I would set myself task lists every night, and before I would let myself go ahead and cry and be sad, I had to get my tasks done. So many times, in the midst of cleaning, packing, organizing, and throwing away, I’d find myself talked out of my crying fit. Putting things in order and seeing that I really could find a little place of peace in between the boxes and heavy conversations made the nights not so dark or scary. Even on nights when I wasn’t able to keep the tears at bay, I was able to find some peace inside the assurance that God was definitely up to something, that I had not been brought this far to be dropped or forgotten.
The peace I was able to curl upside of wasn’t that dovey-hippy-demilitarized kind of peace we so often think of; this peace was certain, solid, and insistent that even though things weren’t OK, or all right, or even close to normal, at some point (because God is good) things would be just right. I think that may be the best thing I’ve ever learned during Advent, maybe one of the most important lessons I’ve ever learned as a Jesus person. Things in this life rarely look or sound or feel the way we think they should. We have to reconcile ourselves to living in a broken and dying world, and still have the nerve to fall in love with it, every single day.
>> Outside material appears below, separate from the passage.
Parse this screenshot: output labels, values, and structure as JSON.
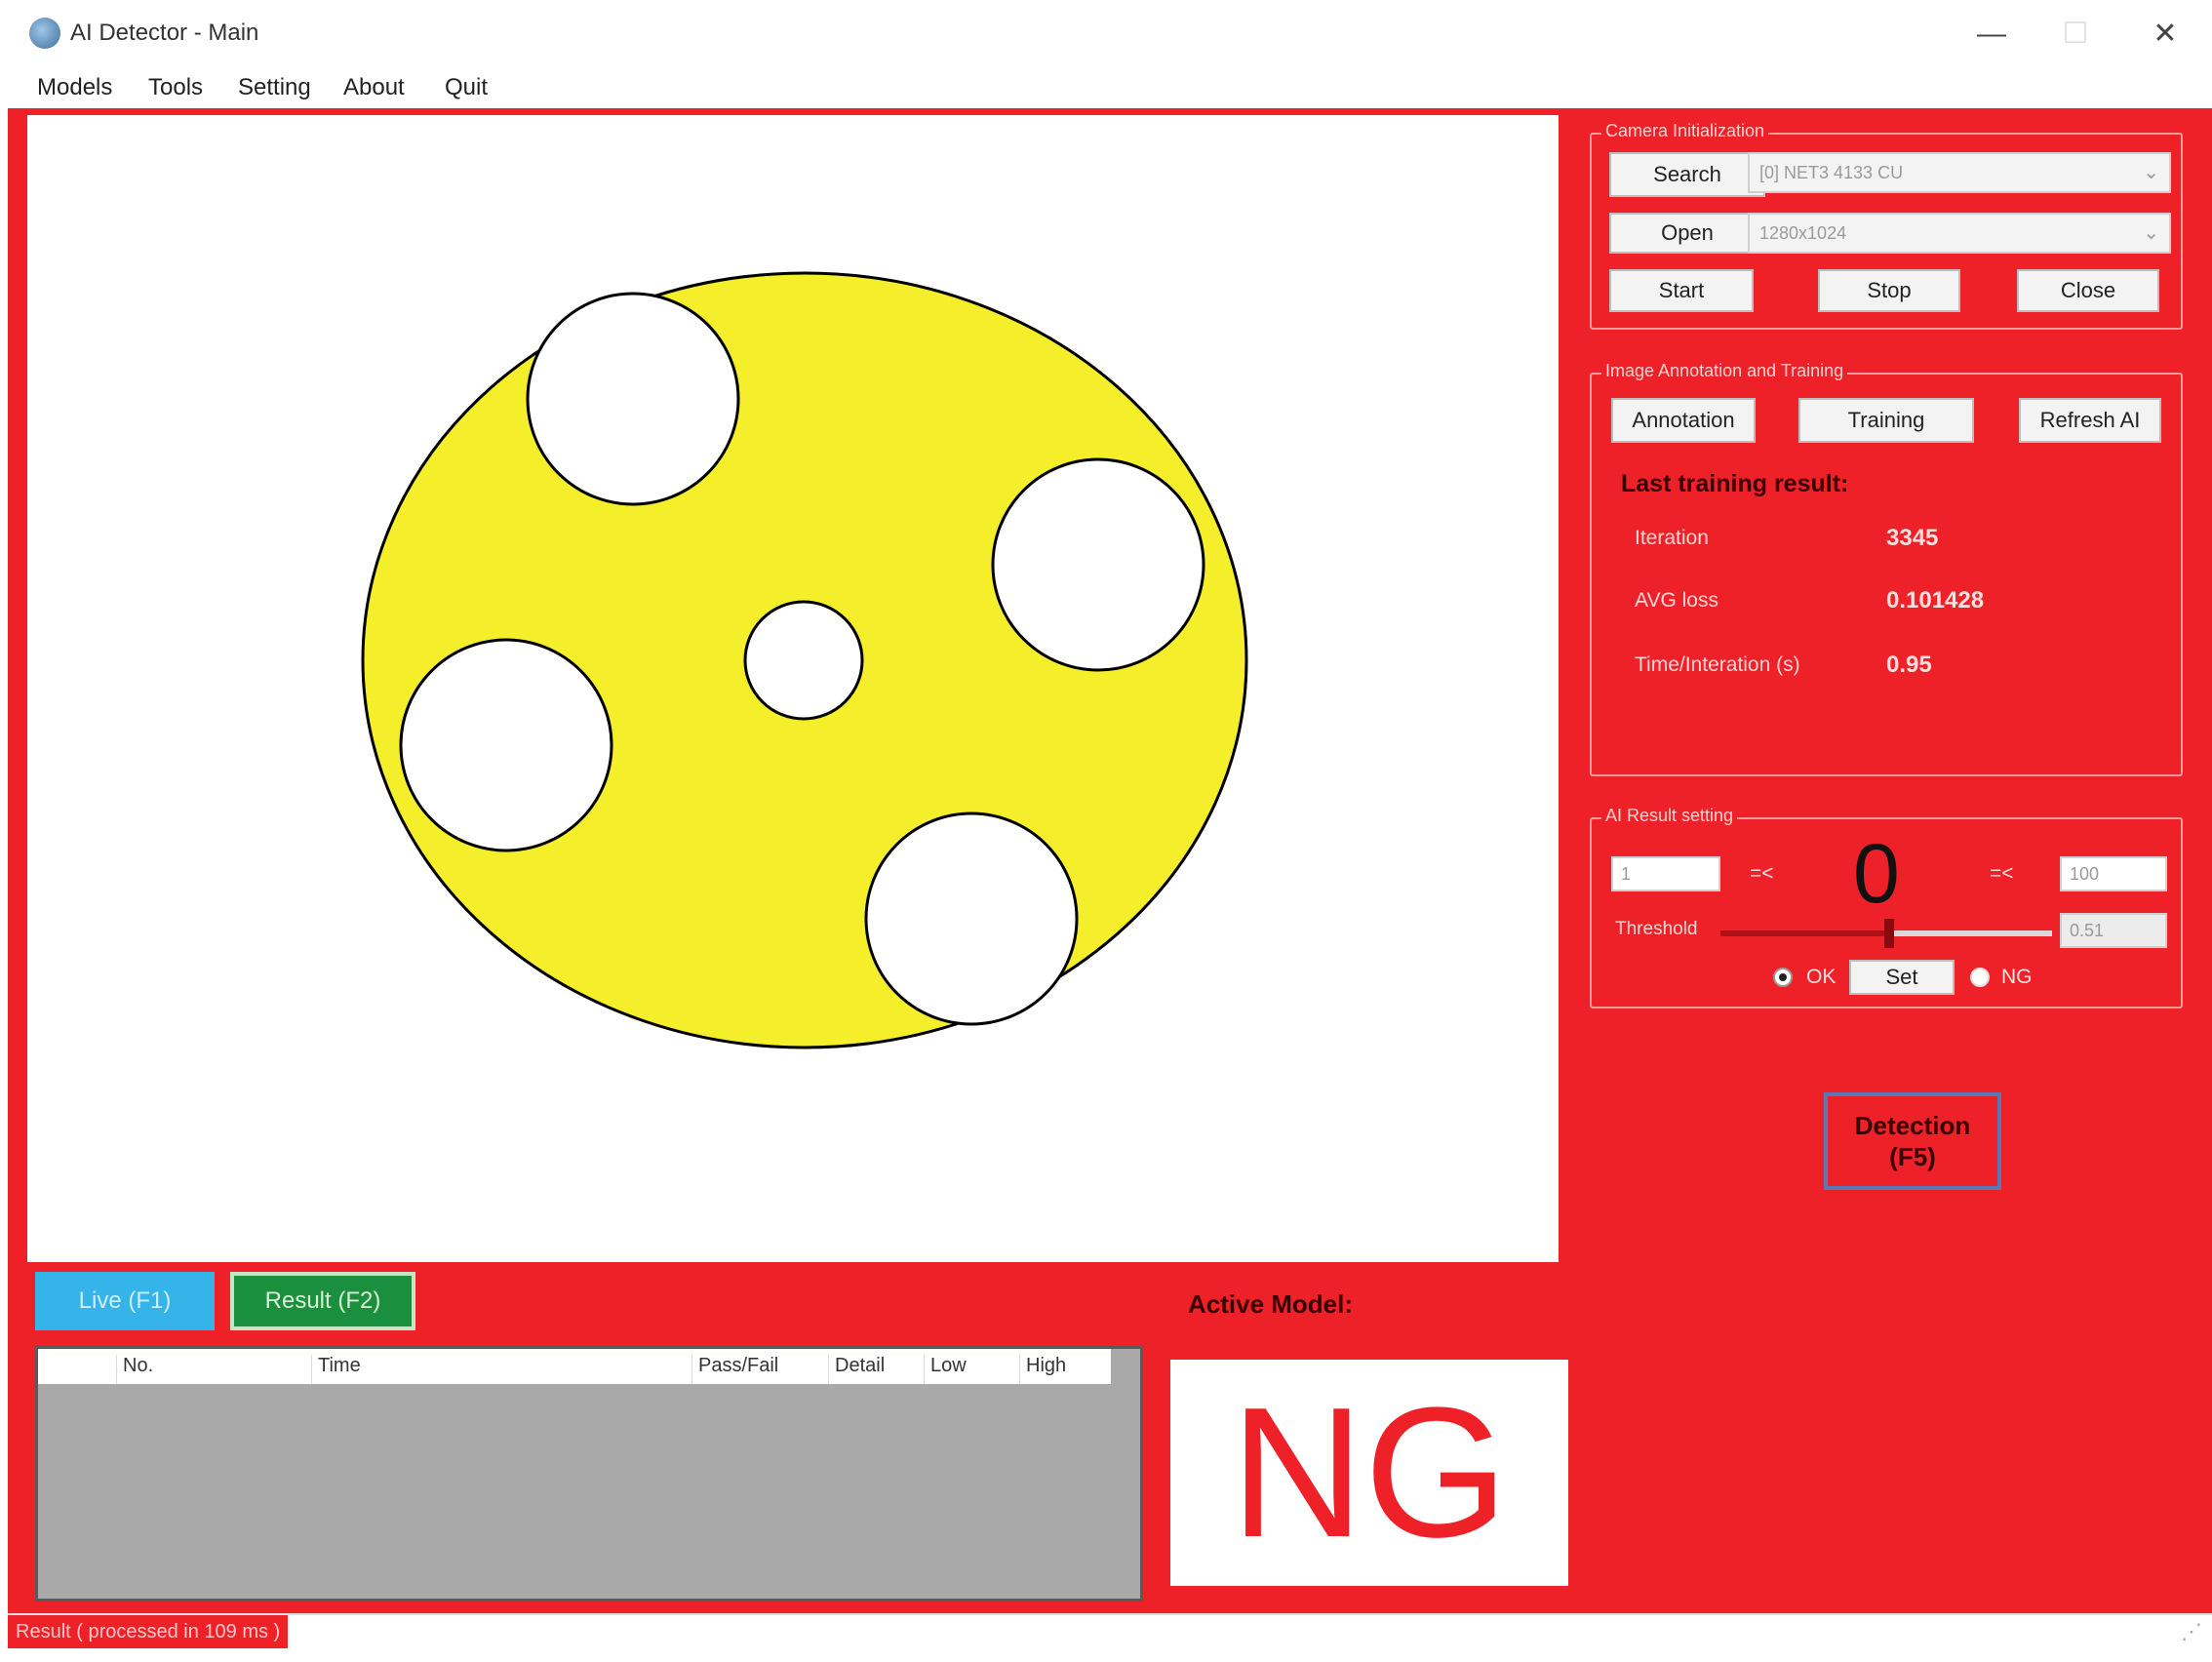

We have to live with the hard edges, hurt, and injustice, and be utterly, righteously, and supremely convinced that it will not be this way, forever, that somewhere all is calm and all is bright. We have to be smart enough to be simple-minded in our relentless conviction in the childlike belief that things will get better, will be the way they should be, will be reconciled in ways we cannot possibly fathom or do on our own, so long as we honestly do our part of loving and believing in a God who is greater than we can ask for or imagine.
Prayer for Quiet Confidence
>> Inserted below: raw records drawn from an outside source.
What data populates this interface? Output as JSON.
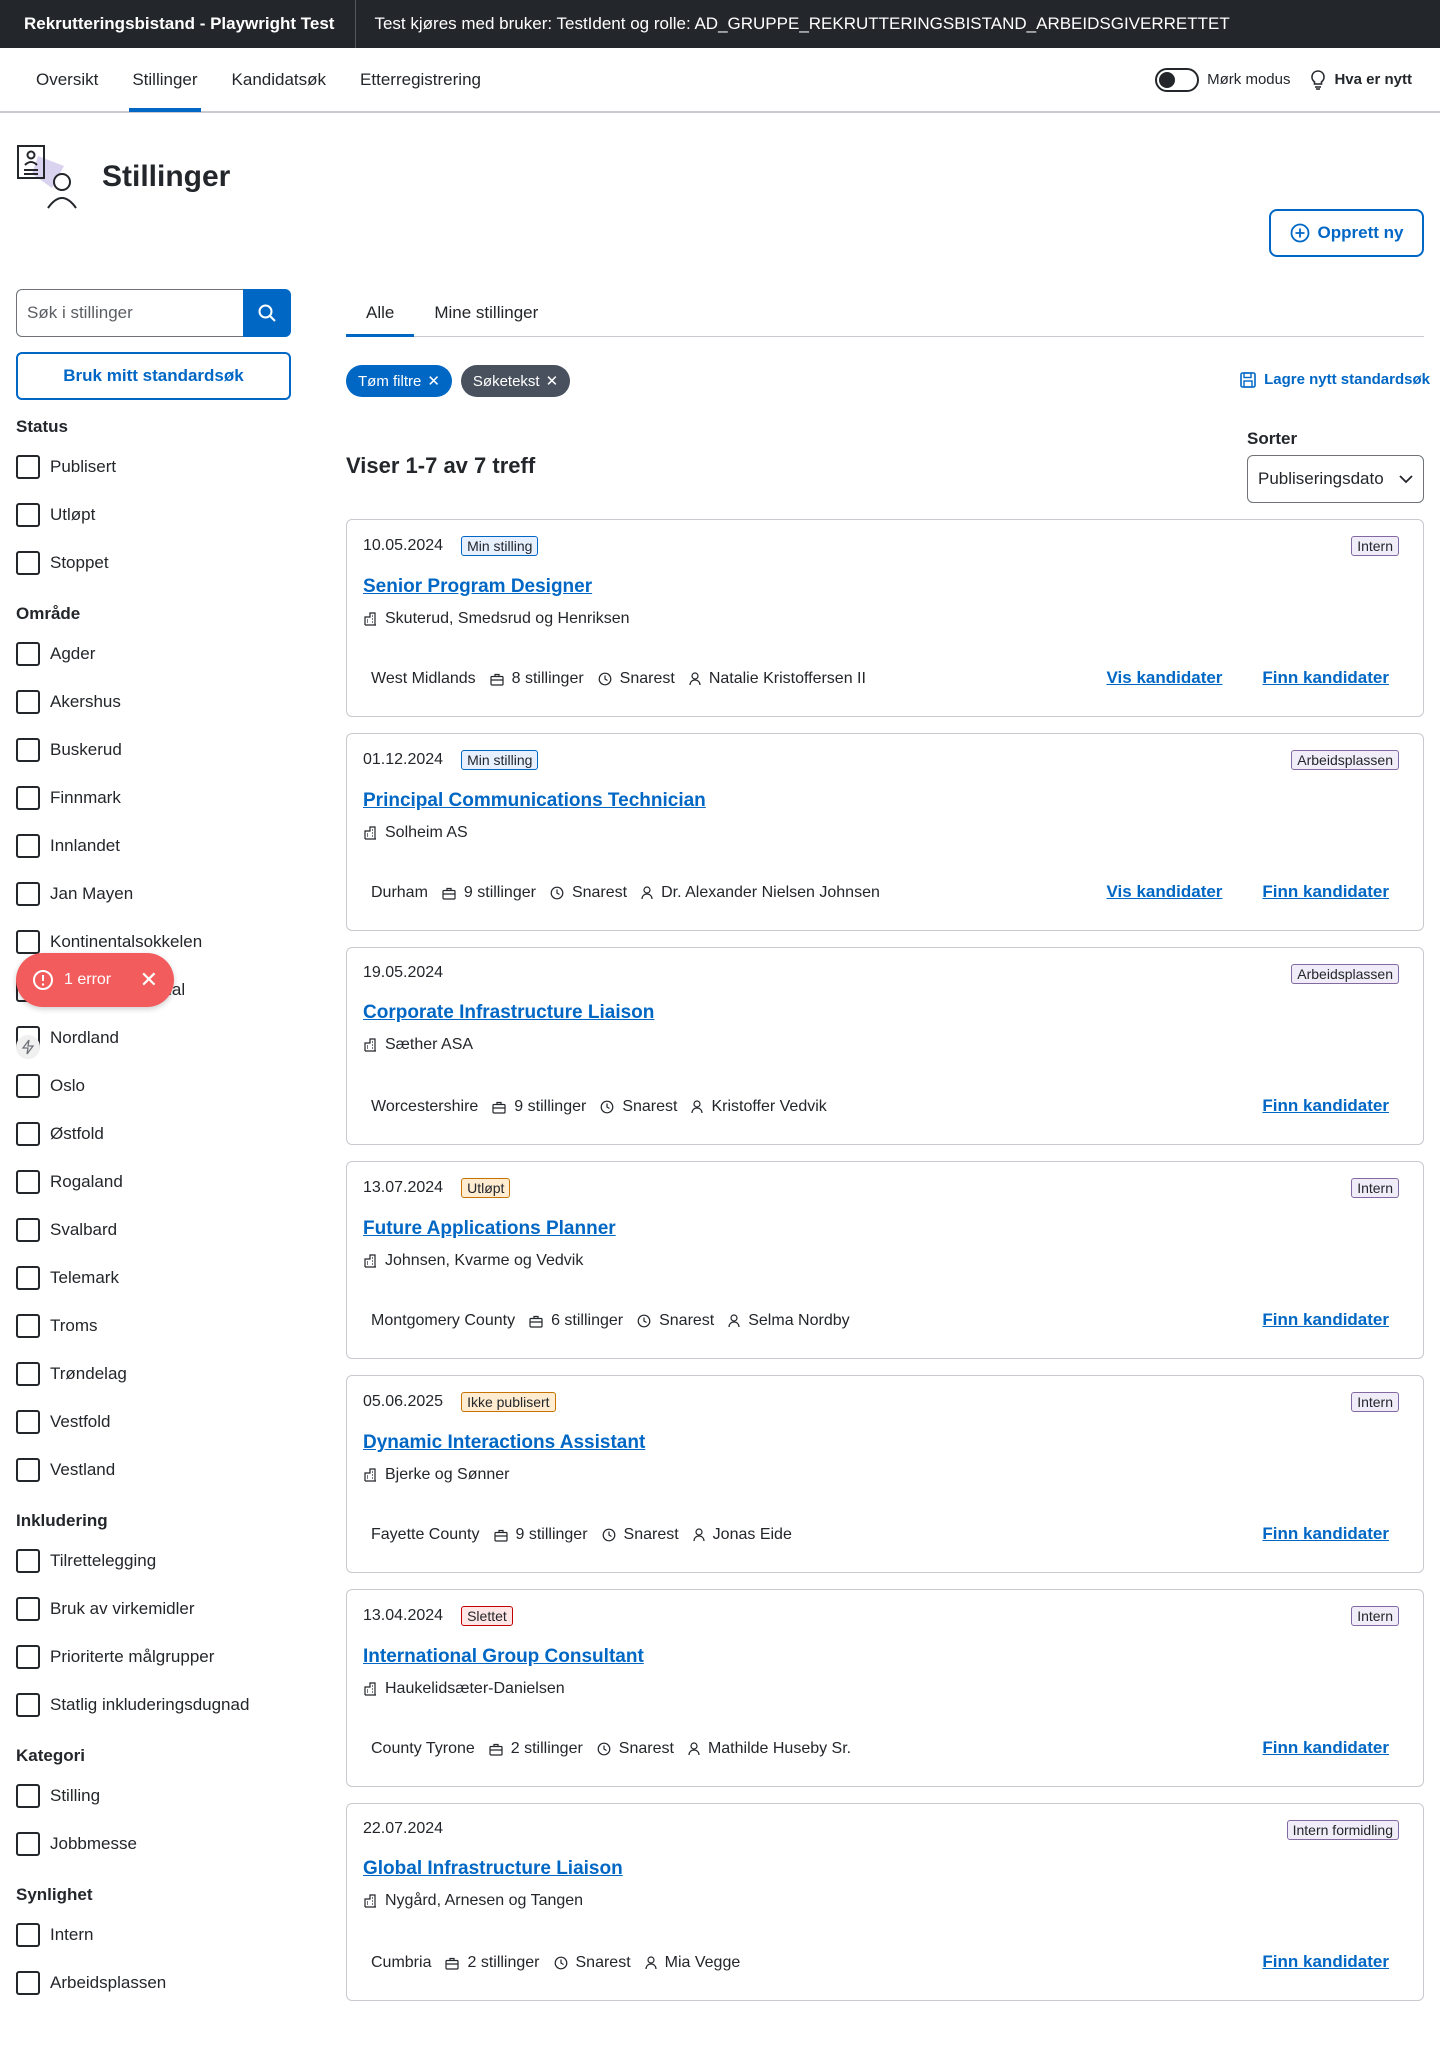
{
  "header": {
    "app_title": "Rekrutteringsbistand - Playwright Test",
    "test_info": "Test kjøres med bruker: TestIdent og rolle: AD_GRUPPE_REKRUTTERINGSBISTAND_ARBEIDSGIVERRETTET"
  },
  "nav": {
    "tabs": [
      {
        "label": "Oversikt",
        "active": false
      },
      {
        "label": "Stillinger",
        "active": true
      },
      {
        "label": "Kandidatsøk",
        "active": false
      },
      {
        "label": "Etterregistrering",
        "active": false
      }
    ],
    "dark_mode_label": "Mørk modus",
    "whats_new_label": "Hva er nytt"
  },
  "page": {
    "title": "Stillinger",
    "create_button": "Opprett ny"
  },
  "sidebar": {
    "search_placeholder": "Søk i stillinger",
    "standard_search_button": "Bruk mitt standardsøk",
    "groups": [
      {
        "title": "Status",
        "items": [
          "Publisert",
          "Utløpt",
          "Stoppet"
        ]
      },
      {
        "title": "Område",
        "items": [
          "Agder",
          "Akershus",
          "Buskerud",
          "Finnmark",
          "Innlandet",
          "Jan Mayen",
          "Kontinentalsokkelen",
          "Møre og Romsdal",
          "Nordland",
          "Oslo",
          "Østfold",
          "Rogaland",
          "Svalbard",
          "Telemark",
          "Troms",
          "Trøndelag",
          "Vestfold",
          "Vestland"
        ]
      },
      {
        "title": "Inkludering",
        "items": [
          "Tilrettelegging",
          "Bruk av virkemidler",
          "Prioriterte målgrupper",
          "Statlig inkluderingsdugnad"
        ]
      },
      {
        "title": "Kategori",
        "items": [
          "Stilling",
          "Jobbmesse"
        ]
      },
      {
        "title": "Synlighet",
        "items": [
          "Intern",
          "Arbeidsplassen"
        ]
      }
    ]
  },
  "toast": {
    "label": "1 error"
  },
  "main": {
    "tabs": [
      {
        "label": "Alle",
        "active": true
      },
      {
        "label": "Mine stillinger",
        "active": false
      }
    ],
    "chips": [
      {
        "label": "Tøm filtre",
        "style": "blue"
      },
      {
        "label": "Søketekst",
        "style": "dark"
      }
    ],
    "save_standard": "Lagre nytt standardsøk",
    "result_count": "Viser 1-7 av 7 treff",
    "sort_label": "Sorter",
    "sort_value": "Publiseringsdato"
  },
  "cards": [
    {
      "date": "10.05.2024",
      "status": "Min stilling",
      "status_color": "blue",
      "type": "Intern",
      "title": "Senior Program Designer",
      "employer": "Skuterud, Smedsrud og Henriksen",
      "location": "West Midlands",
      "positions": "8 stillinger",
      "deadline": "Snarest",
      "owner": "Natalie Kristoffersen II",
      "vis": "Vis kandidater",
      "finn": "Finn kandidater"
    },
    {
      "date": "01.12.2024",
      "status": "Min stilling",
      "status_color": "blue",
      "type": "Arbeidsplassen",
      "title": "Principal Communications Technician",
      "employer": "Solheim AS",
      "location": "Durham",
      "positions": "9 stillinger",
      "deadline": "Snarest",
      "owner": "Dr. Alexander Nielsen Johnsen",
      "vis": "Vis kandidater",
      "finn": "Finn kandidater"
    },
    {
      "date": "19.05.2024",
      "status": "",
      "status_color": "",
      "type": "Arbeidsplassen",
      "title": "Corporate Infrastructure Liaison",
      "employer": "Sæther ASA",
      "location": "Worcestershire",
      "positions": "9 stillinger",
      "deadline": "Snarest",
      "owner": "Kristoffer Vedvik",
      "vis": "",
      "finn": "Finn kandidater"
    },
    {
      "date": "13.07.2024",
      "status": "Utløpt",
      "status_color": "orange",
      "type": "Intern",
      "title": "Future Applications Planner",
      "employer": "Johnsen, Kvarme og Vedvik",
      "location": "Montgomery County",
      "positions": "6 stillinger",
      "deadline": "Snarest",
      "owner": "Selma Nordby",
      "vis": "",
      "finn": "Finn kandidater"
    },
    {
      "date": "05.06.2025",
      "status": "Ikke publisert",
      "status_color": "orange",
      "type": "Intern",
      "title": "Dynamic Interactions Assistant",
      "employer": "Bjerke og Sønner",
      "location": "Fayette County",
      "positions": "9 stillinger",
      "deadline": "Snarest",
      "owner": "Jonas Eide",
      "vis": "",
      "finn": "Finn kandidater"
    },
    {
      "date": "13.04.2024",
      "status": "Slettet",
      "status_color": "red",
      "type": "Intern",
      "title": "International Group Consultant",
      "employer": "Haukelidsæter-Danielsen",
      "location": "County Tyrone",
      "positions": "2 stillinger",
      "deadline": "Snarest",
      "owner": "Mathilde Huseby Sr.",
      "vis": "",
      "finn": "Finn kandidater"
    },
    {
      "date": "22.07.2024",
      "status": "",
      "status_color": "",
      "type": "Intern formidling",
      "title": "Global Infrastructure Liaison",
      "employer": "Nygård, Arnesen og Tangen",
      "location": "Cumbria",
      "positions": "2 stillinger",
      "deadline": "Snarest",
      "owner": "Mia Vegge",
      "vis": "",
      "finn": "Finn kandidater"
    }
  ]
}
O God of peace, who hast taught us that in returning and rest we shall be saved, in quietness and confidence shall be our strength: By the might of thy Spirit lift us, we pray thee, to thy presence, where we may be still and know that thou art God; through Jesus Christ our Lord. Amen (Book of Common Prayer, p. 832).